A lot would have to do with what sort of display you would be watching it on; also, be aware that a costly playback device is not necessarily high-performance, or the most performance for the dollar spent:
Dull normal TV broadcasts, as seen for many years, must adhere to a transmission standard established by the National Television Standards Committee, hence the use of the acronym "NTSC" to describe the signal which is 480i, or 480 tv lines, interlaced. The signal is sent 60 times a second; on the first pass lines 1,3,5,7 ...... are transmitted, then the scan retraces back to the top of the frame and lines 2, 4, 6, 8 ..... are sent. It takes two vertical sweeps, a pair every 30th of a second, to draw 480 visible lines at 30 frames per second. Due to the limits of human vision, this happens fast enough that it appears mostly as seamless motion. The NTSC system is also referred to as 525 lines, but only 480 lines have visible pixels; the rest are blanked, used for VITS or captioning, or are lost to retrace. 480i looks okay on a 25" tv from ten feet away, but when you magnify it on a quality projector one can clearly see gaps and jitter between the scan lines, the image is not continuous or filmlike. A doubler will sample the 480i signal, digitize it in memory briefly, then draw the image with all 480 lines every 60th of a second. Now we have 480 progressive, and scan lines become less intrusive, at least on a seven inch CRT. However, eight and nine inch CRTs have more potential resolution, and usually feature higher bandwidth and superior lenses. A good eight inch projector is capable enough to resolve gaps between scan lines at 480p; to eliminate these pesky gaps it requires drawing more scan lines per frame; 720p is usually sufficient, this is line-tripling. Triplers are more sophisticated, and good ones are usually $4000 and up. Just drawing more lines isn't enough, the accuracy of colors and fine details must be recreated digitally to avoid distracting artifacts. Some nine inch CRTs will still show gaps at 720p so a line quadrupler is often specified; it samples the same 480i at the input but outputs it in more lines per frame. This is harder to engineer than a tripler so a good quadrupler is usually costly, $5000 and up. The HTPC has generated much excitement by making scaling of DVD playback very affordable and with superb results; as input cards for PCs become improved it may be possible to do quality scaling entirely in the PC. Many of us are very excited about the proliferation of HDTV; High Definition Televsion inherently uses more lines per frame, with shorter raster heights that pack the scan lines close together; this requires the use of more bandwidth to transmit, the image quality is stunning. 1080i and 720p are currently the formats most widely used by HD broadcasters.
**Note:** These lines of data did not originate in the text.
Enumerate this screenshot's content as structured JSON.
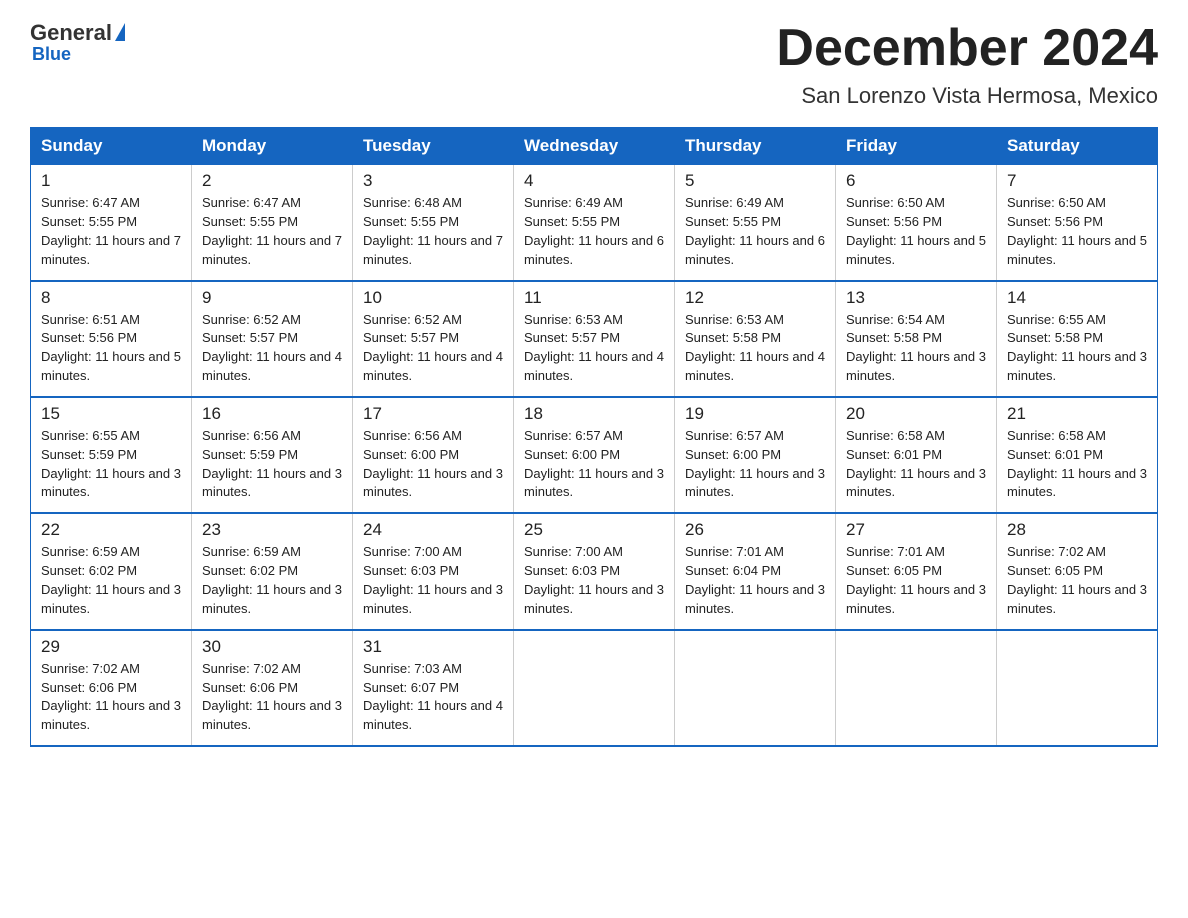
{
  "logo": {
    "general": "General",
    "blue": "Blue"
  },
  "title": "December 2024",
  "subtitle": "San Lorenzo Vista Hermosa, Mexico",
  "days_of_week": [
    "Sunday",
    "Monday",
    "Tuesday",
    "Wednesday",
    "Thursday",
    "Friday",
    "Saturday"
  ],
  "weeks": [
    [
      {
        "day": "1",
        "sunrise": "6:47 AM",
        "sunset": "5:55 PM",
        "daylight": "11 hours and 7 minutes."
      },
      {
        "day": "2",
        "sunrise": "6:47 AM",
        "sunset": "5:55 PM",
        "daylight": "11 hours and 7 minutes."
      },
      {
        "day": "3",
        "sunrise": "6:48 AM",
        "sunset": "5:55 PM",
        "daylight": "11 hours and 7 minutes."
      },
      {
        "day": "4",
        "sunrise": "6:49 AM",
        "sunset": "5:55 PM",
        "daylight": "11 hours and 6 minutes."
      },
      {
        "day": "5",
        "sunrise": "6:49 AM",
        "sunset": "5:55 PM",
        "daylight": "11 hours and 6 minutes."
      },
      {
        "day": "6",
        "sunrise": "6:50 AM",
        "sunset": "5:56 PM",
        "daylight": "11 hours and 5 minutes."
      },
      {
        "day": "7",
        "sunrise": "6:50 AM",
        "sunset": "5:56 PM",
        "daylight": "11 hours and 5 minutes."
      }
    ],
    [
      {
        "day": "8",
        "sunrise": "6:51 AM",
        "sunset": "5:56 PM",
        "daylight": "11 hours and 5 minutes."
      },
      {
        "day": "9",
        "sunrise": "6:52 AM",
        "sunset": "5:57 PM",
        "daylight": "11 hours and 4 minutes."
      },
      {
        "day": "10",
        "sunrise": "6:52 AM",
        "sunset": "5:57 PM",
        "daylight": "11 hours and 4 minutes."
      },
      {
        "day": "11",
        "sunrise": "6:53 AM",
        "sunset": "5:57 PM",
        "daylight": "11 hours and 4 minutes."
      },
      {
        "day": "12",
        "sunrise": "6:53 AM",
        "sunset": "5:58 PM",
        "daylight": "11 hours and 4 minutes."
      },
      {
        "day": "13",
        "sunrise": "6:54 AM",
        "sunset": "5:58 PM",
        "daylight": "11 hours and 3 minutes."
      },
      {
        "day": "14",
        "sunrise": "6:55 AM",
        "sunset": "5:58 PM",
        "daylight": "11 hours and 3 minutes."
      }
    ],
    [
      {
        "day": "15",
        "sunrise": "6:55 AM",
        "sunset": "5:59 PM",
        "daylight": "11 hours and 3 minutes."
      },
      {
        "day": "16",
        "sunrise": "6:56 AM",
        "sunset": "5:59 PM",
        "daylight": "11 hours and 3 minutes."
      },
      {
        "day": "17",
        "sunrise": "6:56 AM",
        "sunset": "6:00 PM",
        "daylight": "11 hours and 3 minutes."
      },
      {
        "day": "18",
        "sunrise": "6:57 AM",
        "sunset": "6:00 PM",
        "daylight": "11 hours and 3 minutes."
      },
      {
        "day": "19",
        "sunrise": "6:57 AM",
        "sunset": "6:00 PM",
        "daylight": "11 hours and 3 minutes."
      },
      {
        "day": "20",
        "sunrise": "6:58 AM",
        "sunset": "6:01 PM",
        "daylight": "11 hours and 3 minutes."
      },
      {
        "day": "21",
        "sunrise": "6:58 AM",
        "sunset": "6:01 PM",
        "daylight": "11 hours and 3 minutes."
      }
    ],
    [
      {
        "day": "22",
        "sunrise": "6:59 AM",
        "sunset": "6:02 PM",
        "daylight": "11 hours and 3 minutes."
      },
      {
        "day": "23",
        "sunrise": "6:59 AM",
        "sunset": "6:02 PM",
        "daylight": "11 hours and 3 minutes."
      },
      {
        "day": "24",
        "sunrise": "7:00 AM",
        "sunset": "6:03 PM",
        "daylight": "11 hours and 3 minutes."
      },
      {
        "day": "25",
        "sunrise": "7:00 AM",
        "sunset": "6:03 PM",
        "daylight": "11 hours and 3 minutes."
      },
      {
        "day": "26",
        "sunrise": "7:01 AM",
        "sunset": "6:04 PM",
        "daylight": "11 hours and 3 minutes."
      },
      {
        "day": "27",
        "sunrise": "7:01 AM",
        "sunset": "6:05 PM",
        "daylight": "11 hours and 3 minutes."
      },
      {
        "day": "28",
        "sunrise": "7:02 AM",
        "sunset": "6:05 PM",
        "daylight": "11 hours and 3 minutes."
      }
    ],
    [
      {
        "day": "29",
        "sunrise": "7:02 AM",
        "sunset": "6:06 PM",
        "daylight": "11 hours and 3 minutes."
      },
      {
        "day": "30",
        "sunrise": "7:02 AM",
        "sunset": "6:06 PM",
        "daylight": "11 hours and 3 minutes."
      },
      {
        "day": "31",
        "sunrise": "7:03 AM",
        "sunset": "6:07 PM",
        "daylight": "11 hours and 4 minutes."
      },
      null,
      null,
      null,
      null
    ]
  ]
}
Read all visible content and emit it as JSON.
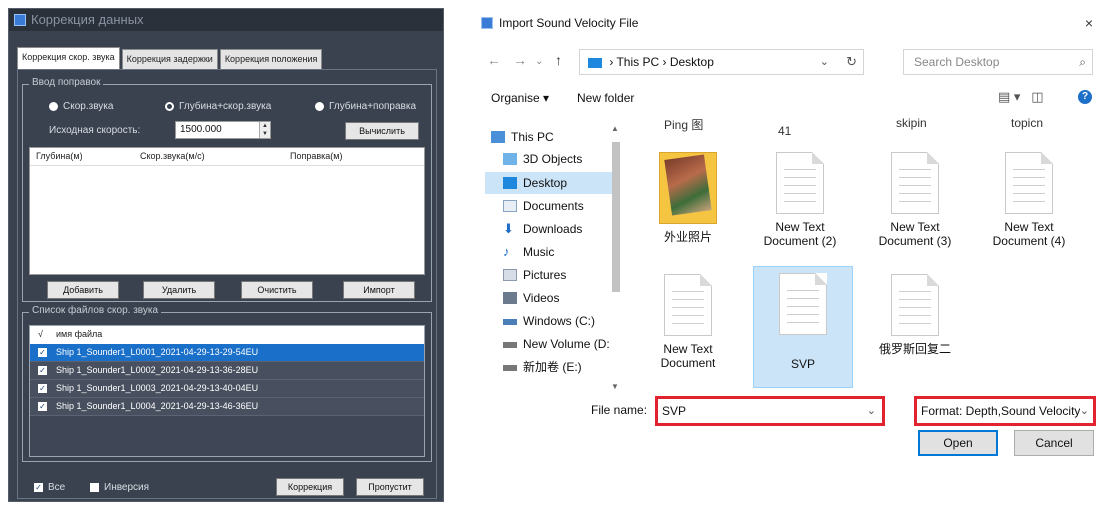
{
  "left": {
    "title": "Коррекция данных",
    "tabs": [
      "Коррекция скор. звука",
      "Коррекция задержки",
      "Коррекция положения"
    ],
    "input_group": {
      "legend": "Ввод поправок",
      "radio1": "Скор.звука",
      "radio2": "Глубина+скор.звука",
      "radio3": "Глубина+поправка",
      "source_speed_label": "Исходная скорость:",
      "source_speed_value": "1500.000",
      "calc_button": "Вычислить",
      "columns": [
        "Глубина(м)",
        "Скор.звука(м/с)",
        "Поправка(м)"
      ],
      "add_button": "Добавить",
      "delete_button": "Удалить",
      "clear_button": "Очистить",
      "import_button": "Импорт"
    },
    "file_group": {
      "legend": "Список файлов скор. звука",
      "check_header": "√",
      "name_header": "имя файла",
      "files": [
        "Ship 1_Sounder1_L0001_2021-04-29-13-29-54EU",
        "Ship 1_Sounder1_L0002_2021-04-29-13-36-28EU",
        "Ship 1_Sounder1_L0003_2021-04-29-13-40-04EU",
        "Ship 1_Sounder1_L0004_2021-04-29-13-46-36EU"
      ],
      "check_mark": "✓"
    },
    "all_label": "Все",
    "invert_label": "Инверсия",
    "correct_button": "Коррекция",
    "skip_button": "Пропустит"
  },
  "dialog": {
    "title": "Import Sound Velocity File",
    "close": "×",
    "breadcrumb_sep": "›",
    "this_pc": "This PC",
    "desktop": "Desktop",
    "search_placeholder": "Search Desktop",
    "organise": "Organise ▾",
    "new_folder": "New folder",
    "nav_items": [
      "This PC",
      "3D Objects",
      "Desktop",
      "Documents",
      "Downloads",
      "Music",
      "Pictures",
      "Videos",
      "Windows (C:)",
      "New Volume (D:",
      "新加卷 (E:)"
    ],
    "cutoff_top": [
      "Ping 图",
      "41",
      "skipin",
      "topicn"
    ],
    "files": [
      {
        "name": "外业照片",
        "kind": "folder"
      },
      {
        "name": "New Text\nDocument (2)",
        "kind": "doc"
      },
      {
        "name": "New Text\nDocument (3)",
        "kind": "doc"
      },
      {
        "name": "New Text\nDocument (4)",
        "kind": "doc"
      },
      {
        "name": "New Text\nDocument",
        "kind": "doc"
      },
      {
        "name": "SVP",
        "kind": "doc"
      },
      {
        "name": "俄罗斯回复二",
        "kind": "doc"
      }
    ],
    "file_name_label": "File name:",
    "file_name_value": "SVP",
    "format_value": "Format: Depth,Sound Velocity.",
    "open_button": "Open",
    "cancel_button": "Cancel"
  },
  "colors": {
    "highlight": "#e0232f",
    "selection": "#1a6fc9",
    "panel": "#3a4250"
  }
}
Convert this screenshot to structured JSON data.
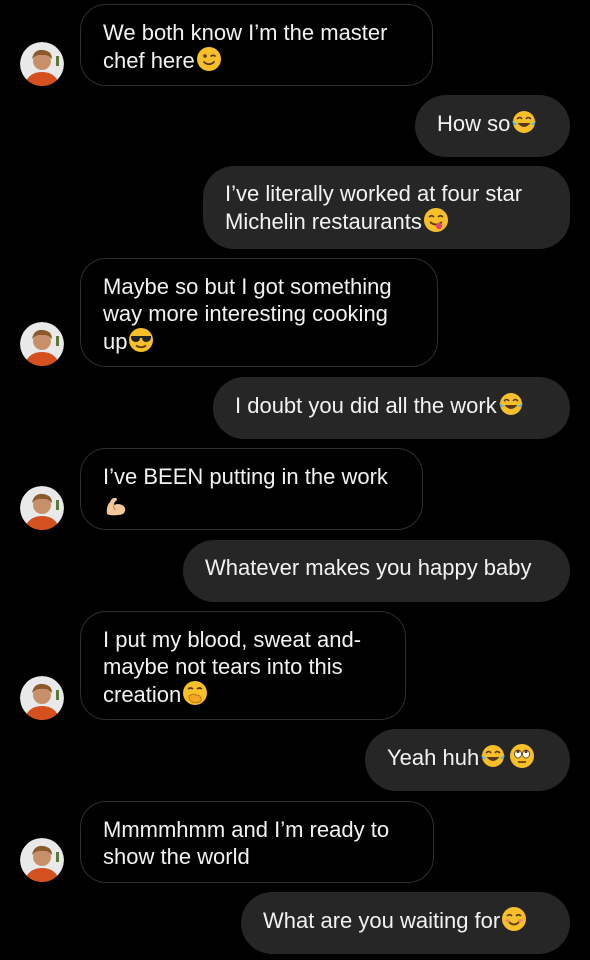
{
  "conversation": {
    "messages": [
      {
        "side": "in",
        "text": "We both know I’m the master chef here",
        "emoji": [
          "winking-face"
        ]
      },
      {
        "side": "out",
        "text": "How so",
        "emoji": [
          "tears-of-joy"
        ]
      },
      {
        "side": "out",
        "text": "I’ve literally worked at four star Michelin restaurants",
        "emoji": [
          "yum-face"
        ]
      },
      {
        "side": "in",
        "text": "Maybe so but I got something way more interesting cooking up",
        "emoji": [
          "sunglasses-face"
        ]
      },
      {
        "side": "out",
        "text": "I doubt you did all the work",
        "emoji": [
          "tears-of-joy"
        ]
      },
      {
        "side": "in",
        "text": "I’ve BEEN putting in the work",
        "emoji": [
          "flexed-biceps"
        ]
      },
      {
        "side": "out",
        "text": "Whatever makes you happy baby",
        "emoji": []
      },
      {
        "side": "in",
        "text": "I put my blood, sweat and- maybe not tears into this creation",
        "emoji": [
          "hand-over-mouth"
        ]
      },
      {
        "side": "out",
        "text": "Yeah huh",
        "emoji": [
          "tears-of-joy",
          "eye-roll"
        ]
      },
      {
        "side": "in",
        "text": "Mmmmhmm and I’m ready to show the world",
        "emoji": []
      },
      {
        "side": "out",
        "text": "What are you waiting for",
        "emoji": [
          "smiling-face"
        ]
      }
    ]
  },
  "colors": {
    "background": "#000000",
    "outgoing_bubble": "#262626",
    "incoming_border": "#2e2e2e",
    "text": "#f2f2f2",
    "emoji_yellow": "#f7c02b"
  }
}
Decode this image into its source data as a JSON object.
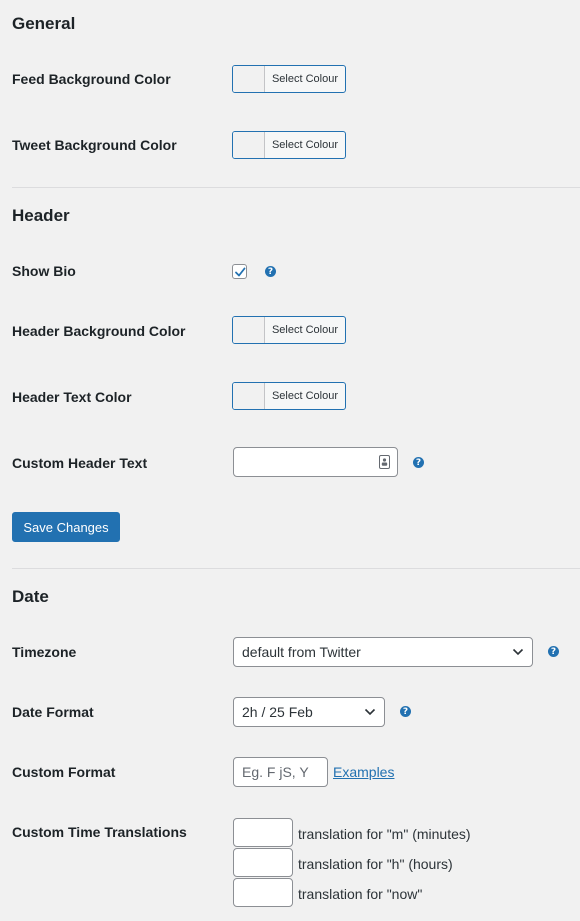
{
  "general": {
    "title": "General",
    "feed_bg_label": "Feed Background Color",
    "tweet_bg_label": "Tweet Background Color",
    "select_colour": "Select Colour"
  },
  "header": {
    "title": "Header",
    "show_bio_label": "Show Bio",
    "show_bio_checked": true,
    "header_bg_label": "Header Background Color",
    "header_text_label": "Header Text Color",
    "custom_header_label": "Custom Header Text",
    "custom_header_value": ""
  },
  "save_button": "Save Changes",
  "date": {
    "title": "Date",
    "timezone_label": "Timezone",
    "timezone_value": "default from Twitter",
    "date_format_label": "Date Format",
    "date_format_value": "2h / 25 Feb",
    "custom_format_label": "Custom Format",
    "custom_format_placeholder": "Eg. F jS, Y",
    "examples_link": "Examples",
    "translations_label": "Custom Time Translations",
    "translations": [
      {
        "label": "translation for \"m\" (minutes)"
      },
      {
        "label": "translation for \"h\" (hours)"
      },
      {
        "label": "translation for \"now\""
      }
    ]
  },
  "help_glyph": "?",
  "icons": [
    "help-icon",
    "checkmark-icon",
    "chevron-down-icon",
    "contact-card-icon"
  ],
  "colors": {
    "accent": "#2271b1",
    "background": "#f1f1f1"
  }
}
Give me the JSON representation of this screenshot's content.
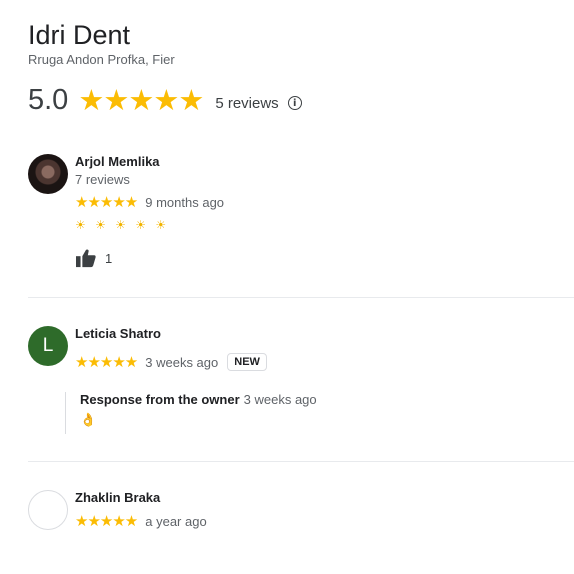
{
  "place": {
    "title": "Idri Dent",
    "address": "Rruga Andon Profka, Fier",
    "rating": "5.0",
    "stars": "★★★★★",
    "review_count": "5 reviews",
    "info_glyph": "i"
  },
  "reviews": [
    {
      "name": "Arjol Memlika",
      "meta": "7 reviews",
      "stars": "★★★★★",
      "date": "9 months ago",
      "text": "☀ ☀ ☀ ☀ ☀",
      "likes": "1",
      "avatar": "photo"
    },
    {
      "name": "Leticia Shatro",
      "avatar_letter": "L",
      "stars": "★★★★★",
      "date": "3 weeks ago",
      "badge": "NEW",
      "owner_response": {
        "label": "Response from the owner",
        "date": "3 weeks ago",
        "text": "👌"
      }
    },
    {
      "name": "Zhaklin Braka",
      "stars": "★★★★★",
      "date": "a year ago",
      "avatar": "empty"
    }
  ],
  "colors": {
    "star": "#fbbc04",
    "avatar_green": "#2e6b2a",
    "divider": "#e8eaed"
  },
  "icons": {
    "info": "info-icon",
    "like": "thumbs-up-icon"
  }
}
I posted that earlier on the CRT Forum in response to someone who wanted to know the difference between scalers, line doublers, and quadruplers. My business here at E-Tech Phoenix is rebuilding Marquee projectors, also sold by others as the Madrigal MP series and the Vidikron Vision series. I like to think I know a few things about build quality, image quality, and value in terms of performance for the amount you might spend on a given product. Do I worry about offending those who offer high-priced products that lack performance? Don't bet on it. I have not seen or worked with a Proceed PMDT; if it is part of the Madrigal/Levinson family of products I expect it is very costly; that may not help in terms of getting you the performance you seek. Think about this: About nine months ago, a nice lady called me from Ayre Audio, asking would I be interested in selling their $6500 (+) DVD player. I asked her a few questions about the product, and politely declined the opportunity. Why? you ask? Anyone well-heeled enough to shell out $6500 for a DVD player probably has a nine-inch CRT projector to view it on, but it is a lousy combination. The Ayre unit only outputs 480p, as does the PMDT. So what? Well, any competant nine-inch CRT will be brutally revealing of scan lines at 480p; those projectors shine best at 720p to 1080p, depending on which guru you ask. The finest scaled image I have yet seen in action is an HTPC with a Radeon card, running 720p, and costing all of $2000 to assemble. Do not be seduced into believing that high cost is high performance, you could be very dissapointed at the results.